**REQUIRED ACTION:** Scan the records below for the word "Users". Copy each line where it appears.

▼

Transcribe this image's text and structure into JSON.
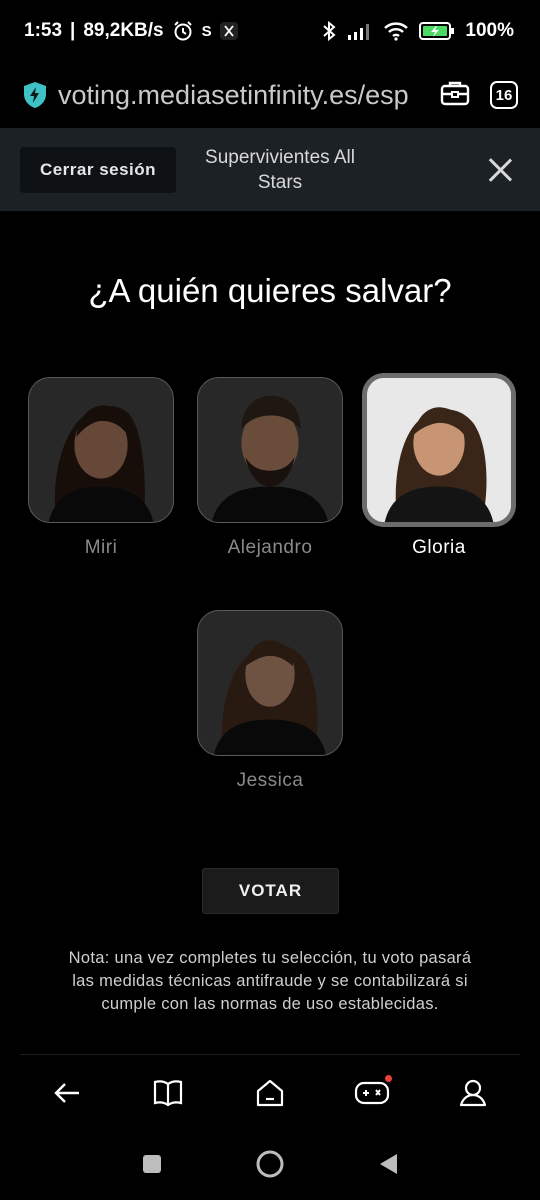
{
  "status_bar": {
    "time": "1:53",
    "speed": "89,2KB/s",
    "battery": "100%"
  },
  "browser": {
    "url": "voting.mediasetinfinity.es/esp",
    "tab_count": "16"
  },
  "header": {
    "logout_label": "Cerrar sesión",
    "title": "Supervivientes All Stars"
  },
  "question": "¿A quién quieres salvar?",
  "candidates": [
    {
      "name": "Miri",
      "selected": false
    },
    {
      "name": "Alejandro",
      "selected": false
    },
    {
      "name": "Gloria",
      "selected": true
    },
    {
      "name": "Jessica",
      "selected": false
    }
  ],
  "vote_label": "VOTAR",
  "note": "Nota: una vez completes tu selección, tu voto pasará las medidas técnicas antifraude y se contabilizará si cumple con las normas de uso establecidas.",
  "colors": {
    "header_bg": "#1c2125",
    "shield": "#3fc2c6",
    "battery_fill": "#4cd964",
    "notification_dot": "#e8413c"
  }
}
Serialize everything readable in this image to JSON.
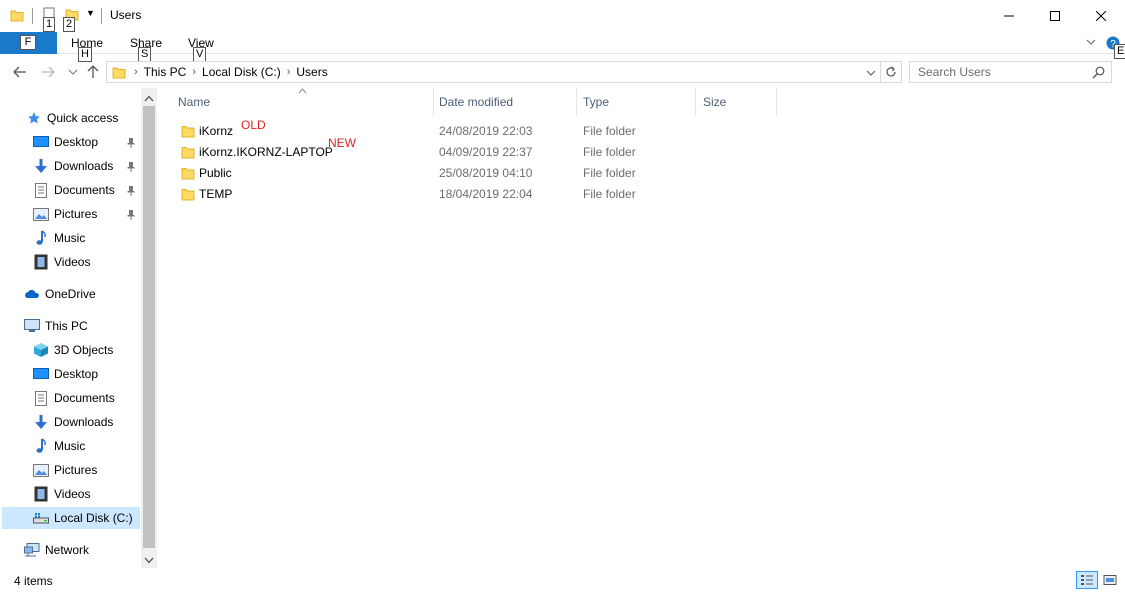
{
  "window": {
    "title": "Users"
  },
  "quick_access_toolbar": {
    "keytip_1": "1",
    "keytip_2": "2"
  },
  "ribbon": {
    "file_keytip": "F",
    "tabs": [
      {
        "label": "Home",
        "keytip": "H"
      },
      {
        "label": "Share",
        "keytip": "S"
      },
      {
        "label": "View",
        "keytip": "V"
      }
    ],
    "help_keytip": "E"
  },
  "address_bar": {
    "path": [
      "This PC",
      "Local Disk (C:)",
      "Users"
    ]
  },
  "search": {
    "placeholder": "Search Users"
  },
  "nav_pane": {
    "quick_access": {
      "label": "Quick access",
      "items": [
        {
          "label": "Desktop",
          "icon": "desktop-icon",
          "pinned": true
        },
        {
          "label": "Downloads",
          "icon": "downloads-icon",
          "pinned": true
        },
        {
          "label": "Documents",
          "icon": "documents-icon",
          "pinned": true
        },
        {
          "label": "Pictures",
          "icon": "pictures-icon",
          "pinned": true
        },
        {
          "label": "Music",
          "icon": "music-icon",
          "pinned": false
        },
        {
          "label": "Videos",
          "icon": "videos-icon",
          "pinned": false
        }
      ]
    },
    "onedrive": {
      "label": "OneDrive"
    },
    "this_pc": {
      "label": "This PC",
      "items": [
        {
          "label": "3D Objects",
          "icon": "3d-objects-icon"
        },
        {
          "label": "Desktop",
          "icon": "desktop-icon"
        },
        {
          "label": "Documents",
          "icon": "documents-icon"
        },
        {
          "label": "Downloads",
          "icon": "downloads-icon"
        },
        {
          "label": "Music",
          "icon": "music-icon"
        },
        {
          "label": "Pictures",
          "icon": "pictures-icon"
        },
        {
          "label": "Videos",
          "icon": "videos-icon"
        },
        {
          "label": "Local Disk (C:)",
          "icon": "drive-icon",
          "selected": true
        }
      ]
    },
    "network": {
      "label": "Network"
    }
  },
  "file_list": {
    "columns": [
      {
        "label": "Name"
      },
      {
        "label": "Date modified"
      },
      {
        "label": "Type"
      },
      {
        "label": "Size"
      }
    ],
    "rows": [
      {
        "name": "iKornz",
        "date": "24/08/2019 22:03",
        "type": "File folder"
      },
      {
        "name": "iKornz.IKORNZ-LAPTOP",
        "date": "04/09/2019 22:37",
        "type": "File folder"
      },
      {
        "name": "Public",
        "date": "25/08/2019 04:10",
        "type": "File folder"
      },
      {
        "name": "TEMP",
        "date": "18/04/2019 22:04",
        "type": "File folder"
      }
    ],
    "annotations": {
      "old": "OLD",
      "new": "NEW"
    }
  },
  "status_bar": {
    "item_count": "4 items"
  },
  "colors": {
    "file_tab": "#1979ca",
    "folder": "#ffd966",
    "annotation": "#e02020",
    "selected_bg": "#cce8ff"
  }
}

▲

**TASK RESPONSE:**
    "title": "Users"
      "Users"
    "placeholder": "Search Users"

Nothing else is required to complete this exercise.